We wish we weren’t writing this editorial. But nothing has changed.
In 2014 we covered the story of Tammy Walker, who was desperate for a life-saving double lung transplant — only she couldn’t even get onto the transplant list without being able to prove she and her family had $25,000 in the bank to pay for her aftercare.
And that didn’t mean health authorities were offering to help pay the pricetag either.
Quite the opposite.
Now, the Cowichan Valley’s Rick Alexander is in the same boat, needing a liver transplant, with time running out.
He needs to prove he has $15,500 to live on the Mainland for four months following surgery.
We wrote in a 2014 editorial, and apparently it bears repeating because the province hasn’t gotten the message, that putting a pricetag on saving someone’s life is shameful.
It’s also at odds with how our universal health care system is supposed to work.
The whole point of it is that we in Canada decided as a society that everyone deserves equal care, no matter how much money they have in their bank account. It doesn’t matter how old they are or where they live or how they contracted their illness.
It is a central moral belief that virtually everyone in this country today would tell you they still hold dear.
Yet chasms in care like this one put the lie to our health system being free and universal.
A man suffering from cirrhosis of the liver should not have to take to GoFundMe in hopes there are enough good people able to donate to save his life.
That’s why we pay the (incredibly regressive) Medical Services Plan premiums in British Columbia every year.
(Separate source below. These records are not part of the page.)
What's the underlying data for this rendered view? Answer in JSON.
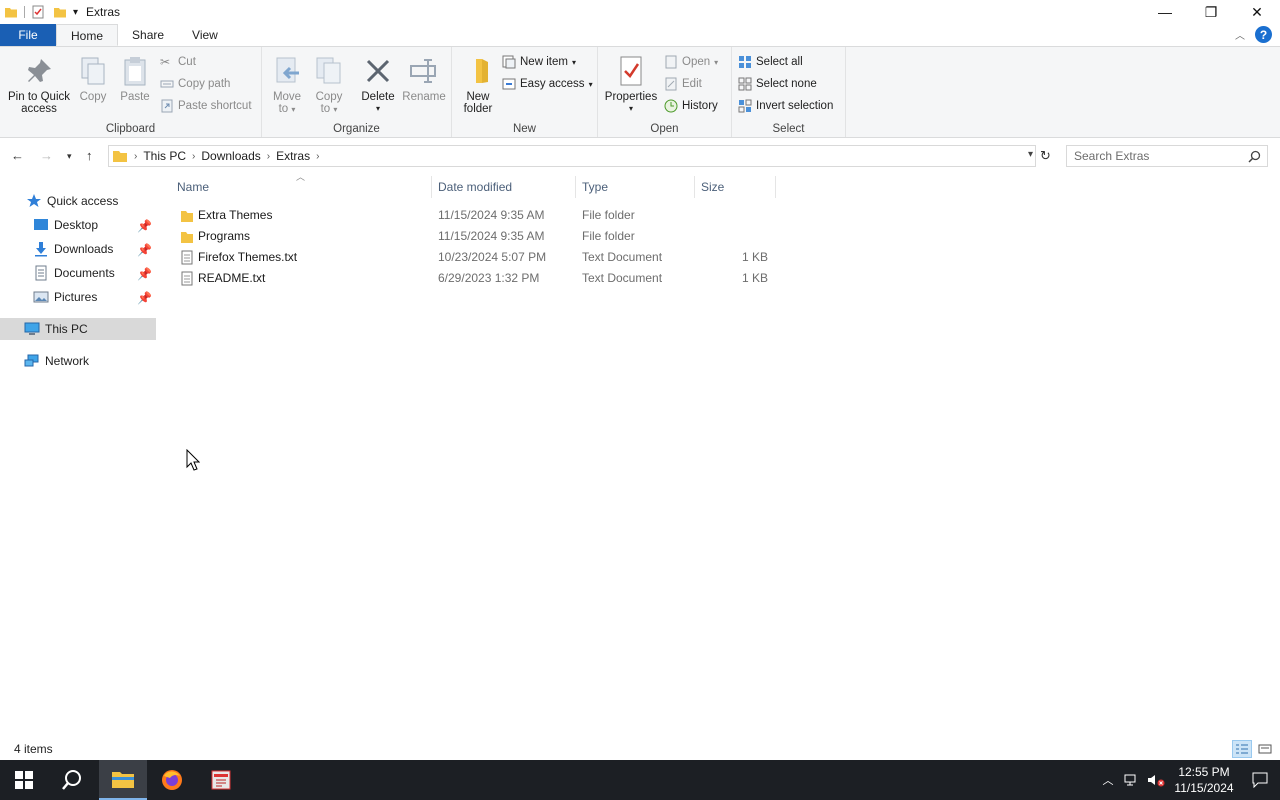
{
  "window": {
    "title": "Extras",
    "minimize_glyph": "—",
    "restore_glyph": "❐",
    "close_glyph": "✕"
  },
  "ribbon_tabs": [
    {
      "label": "File",
      "active": false
    },
    {
      "label": "Home",
      "active": true
    },
    {
      "label": "Share",
      "active": false
    },
    {
      "label": "View",
      "active": false
    }
  ],
  "ribbon": {
    "clipboard": {
      "label": "Clipboard",
      "pin_line1": "Pin to Quick",
      "pin_line2": "access",
      "copy": "Copy",
      "paste": "Paste",
      "cut": "Cut",
      "copy_path": "Copy path",
      "paste_shortcut": "Paste shortcut"
    },
    "organize": {
      "label": "Organize",
      "move_line1": "Move",
      "move_line2": "to",
      "copy_line1": "Copy",
      "copy_line2": "to",
      "delete": "Delete",
      "rename": "Rename"
    },
    "new": {
      "label": "New",
      "folder_line1": "New",
      "folder_line2": "folder",
      "new_item": "New item",
      "easy_access": "Easy access"
    },
    "open": {
      "label": "Open",
      "properties": "Properties",
      "open": "Open",
      "edit": "Edit",
      "history": "History"
    },
    "select": {
      "label": "Select",
      "select_all": "Select all",
      "select_none": "Select none",
      "invert": "Invert selection"
    }
  },
  "address": {
    "crumbs": [
      "This PC",
      "Downloads",
      "Extras"
    ],
    "search_placeholder": "Search Extras"
  },
  "nav_pane": {
    "quick_access": "Quick access",
    "items": [
      {
        "label": "Desktop",
        "pinned": true
      },
      {
        "label": "Downloads",
        "pinned": true
      },
      {
        "label": "Documents",
        "pinned": true
      },
      {
        "label": "Pictures",
        "pinned": true
      }
    ],
    "this_pc": "This PC",
    "network": "Network"
  },
  "file_list": {
    "columns": [
      "Name",
      "Date modified",
      "Type",
      "Size"
    ],
    "rows": [
      {
        "name": "Extra Themes",
        "date": "11/15/2024 9:35 AM",
        "type": "File folder",
        "size": "",
        "kind": "folder"
      },
      {
        "name": "Programs",
        "date": "11/15/2024 9:35 AM",
        "type": "File folder",
        "size": "",
        "kind": "folder"
      },
      {
        "name": "Firefox Themes.txt",
        "date": "10/23/2024 5:07 PM",
        "type": "Text Document",
        "size": "1 KB",
        "kind": "text"
      },
      {
        "name": "README.txt",
        "date": "6/29/2023 1:32 PM",
        "type": "Text Document",
        "size": "1 KB",
        "kind": "text"
      }
    ]
  },
  "status": {
    "item_count": "4 items"
  },
  "taskbar": {
    "time": "12:55 PM",
    "date": "11/15/2024"
  },
  "colors": {
    "accent": "#1a5fb4",
    "folder": "#f3c343",
    "selection": "#d9d9d9",
    "taskbar": "#1c1f24"
  }
}
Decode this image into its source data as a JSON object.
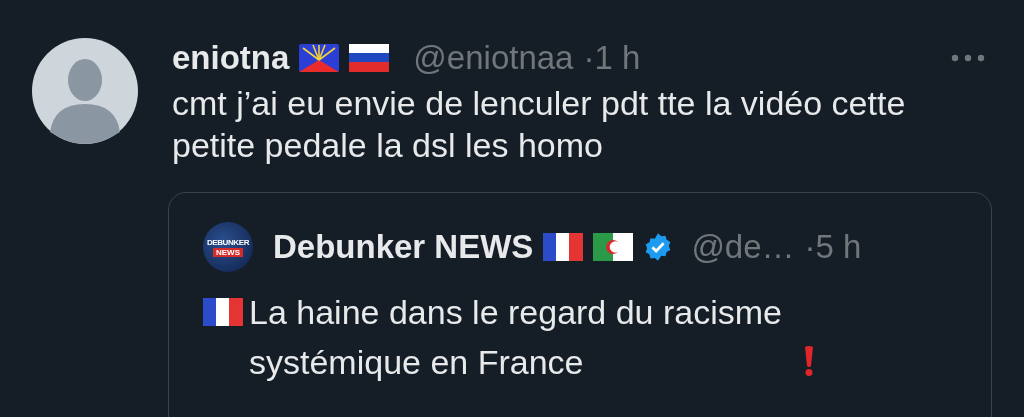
{
  "tweet": {
    "display_name": "eniotna",
    "flags": [
      {
        "kind": "reunion"
      },
      {
        "kind": "russia"
      }
    ],
    "handle": "@eniotnaa",
    "time": "·1 h",
    "text": "cmt j’ai eu envie de lenculer pdt tte la vidéo cette petite pedale la dsl les homo",
    "quote": {
      "logo": {
        "line_1": "DEBUNKER",
        "line_2": "NEWS"
      },
      "display_name": "Debunker NEWS",
      "flags": [
        {
          "kind": "france"
        },
        {
          "kind": "algeria"
        }
      ],
      "verified": true,
      "handle": "@de…",
      "time": "·5 h",
      "text": "La haine dans le regard du racisme systémique en France"
    }
  }
}
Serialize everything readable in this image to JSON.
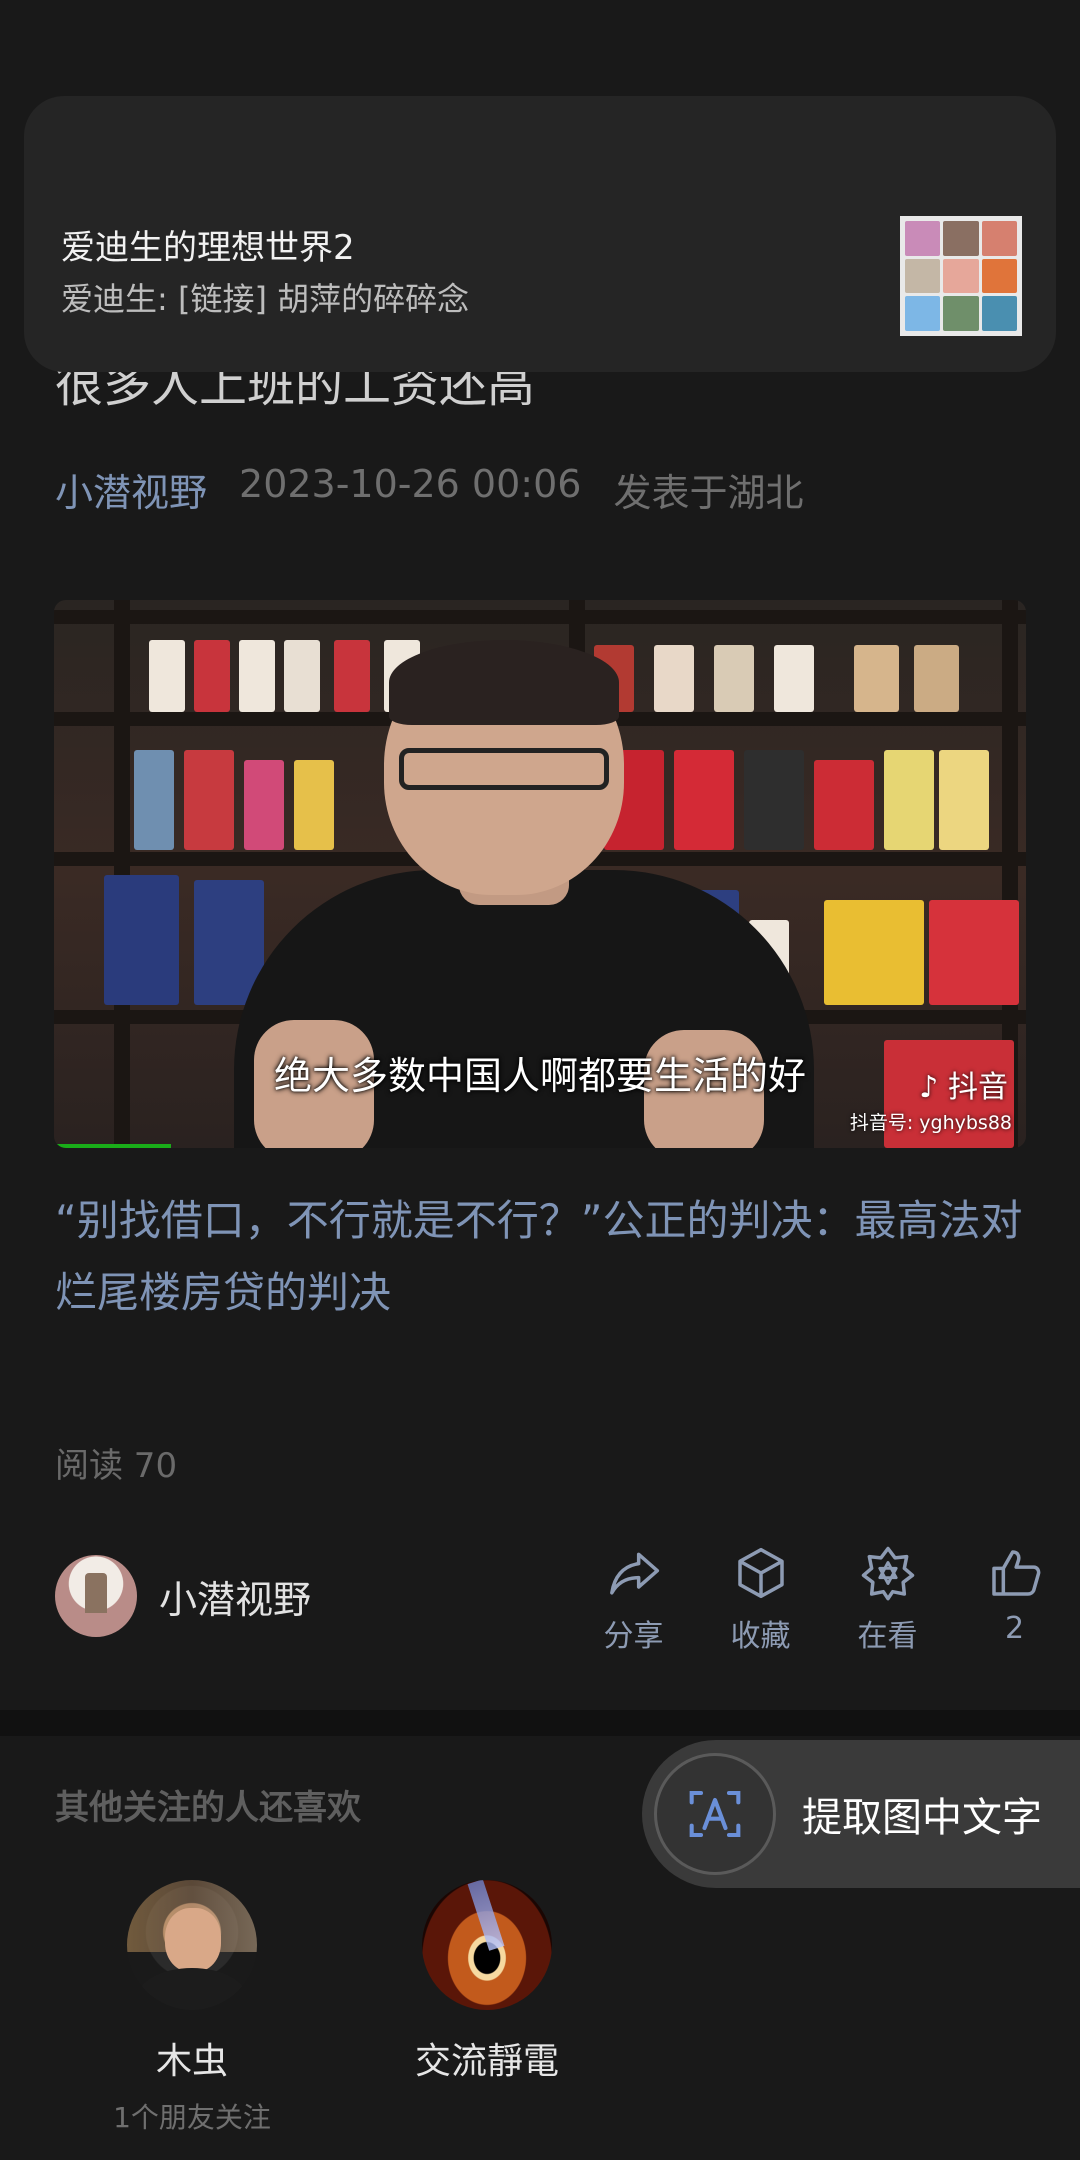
{
  "notification": {
    "title": "爱迪生的理想世界2",
    "message": "爱迪生: [链接] 胡萍的碎碎念"
  },
  "article": {
    "title_partial": "很多人上班的工资还高",
    "author": "小潜视野",
    "date": "2023-10-26 00:06",
    "location": "发表于湖北",
    "video": {
      "subtitle": "绝大多数中国人啊都要生活的好",
      "watermark_logo": "抖音",
      "watermark_id": "抖音号: yghybs88",
      "progress": 0.12
    },
    "link_title": "“别找借口，不行就是不行？”公正的判决：最高法对烂尾楼房贷的判决",
    "reads": "阅读 70"
  },
  "footer": {
    "author_name": "小潜视野",
    "actions": [
      {
        "icon": "share-icon",
        "label": "分享"
      },
      {
        "icon": "favorite-icon",
        "label": "收藏"
      },
      {
        "icon": "wow-icon",
        "label": "在看"
      },
      {
        "icon": "like-icon",
        "label": "2"
      }
    ]
  },
  "recommendations": {
    "heading": "其他关注的人还喜欢",
    "items": [
      {
        "name": "木虫",
        "sub": "1个朋友关注"
      },
      {
        "name": "交流靜電",
        "sub": ""
      }
    ]
  },
  "ocr_button": {
    "label": "提取图中文字",
    "icon": "text-recognition-icon"
  },
  "colors": {
    "background": "#191919",
    "link": "#7f94b6",
    "action_label": "#8d9bb3"
  }
}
That our citizens are being told that their bank accounts aren’t big enough to save their lives is inexcusable and must change.
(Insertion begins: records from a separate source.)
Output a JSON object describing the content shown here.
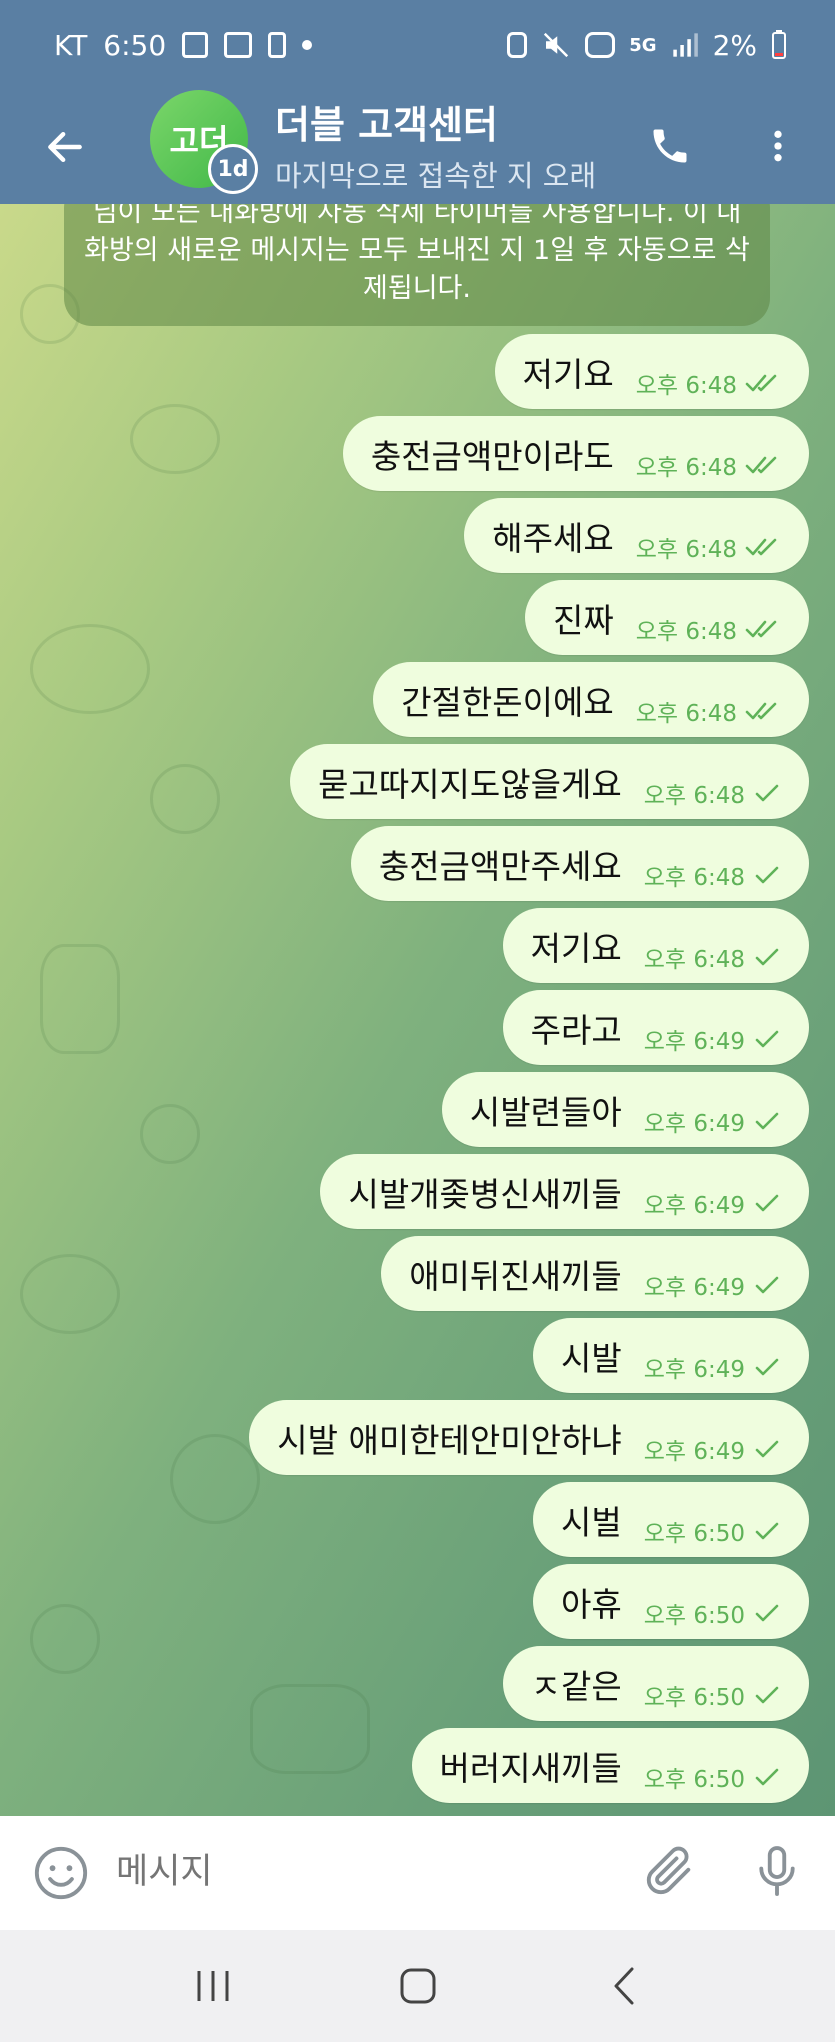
{
  "status_bar": {
    "carrier": "KT",
    "time": "6:50",
    "battery": "2%",
    "network": "5G"
  },
  "header": {
    "avatar_text": "고더",
    "timer_badge": "1d",
    "title": "더블 고객센터",
    "subtitle": "마지막으로 접속한 지 오래"
  },
  "service_message": "님이 모든 대화방에 자동 삭제 타이머를 사용합니다. 이 대화방의 새로운 메시지는 모두 보내진 지 1일 후 자동으로 삭제됩니다.",
  "messages": [
    {
      "text": "저기요",
      "time": "오후 6:48",
      "status": "read"
    },
    {
      "text": "충전금액만이라도",
      "time": "오후 6:48",
      "status": "read"
    },
    {
      "text": "해주세요",
      "time": "오후 6:48",
      "status": "read"
    },
    {
      "text": "진짜",
      "time": "오후 6:48",
      "status": "read"
    },
    {
      "text": "간절한돈이에요",
      "time": "오후 6:48",
      "status": "read"
    },
    {
      "text": "묻고따지지도않을게요",
      "time": "오후 6:48",
      "status": "sent"
    },
    {
      "text": "충전금액만주세요",
      "time": "오후 6:48",
      "status": "sent"
    },
    {
      "text": "저기요",
      "time": "오후 6:48",
      "status": "sent"
    },
    {
      "text": "주라고",
      "time": "오후 6:49",
      "status": "sent"
    },
    {
      "text": "시발련들아",
      "time": "오후 6:49",
      "status": "sent"
    },
    {
      "text": "시발개좆병신새끼들",
      "time": "오후 6:49",
      "status": "sent"
    },
    {
      "text": "애미뒤진새끼들",
      "time": "오후 6:49",
      "status": "sent"
    },
    {
      "text": "시발",
      "time": "오후 6:49",
      "status": "sent"
    },
    {
      "text": "시발 애미한테안미안하냐",
      "time": "오후 6:49",
      "status": "sent"
    },
    {
      "text": "시벌",
      "time": "오후 6:50",
      "status": "sent"
    },
    {
      "text": "아휴",
      "time": "오후 6:50",
      "status": "sent"
    },
    {
      "text": "ㅈ같은",
      "time": "오후 6:50",
      "status": "sent"
    },
    {
      "text": "버러지새끼들",
      "time": "오후 6:50",
      "status": "sent"
    }
  ],
  "input": {
    "placeholder": "메시지"
  },
  "colors": {
    "header_bg": "#5a7fa3",
    "bubble_bg": "#effdde",
    "time_color": "#5fb258"
  },
  "icons": {
    "back": "arrow-left-icon",
    "call": "phone-icon",
    "menu": "more-vertical-icon",
    "emoji": "smile-icon",
    "attach": "paperclip-icon",
    "mic": "microphone-icon"
  }
}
If our provincial health system is not going to offer these life-saving surgeries on Vancouver Island so that people can recover in the comfort of their own homes, then they should well pay for the huge expense faced by all those outside the Vancouver urban centre.
If a stay on the Mainland is part of the required care than it must be covered by the system, period. Medical issues aren’t supposed to bankrupt people in this country, like they do all too often in the U.S.
Walker was told during her ordeal that this is a crack in the system.
It’s much more than a crack, and deserves the full and fast attention of our political leaders.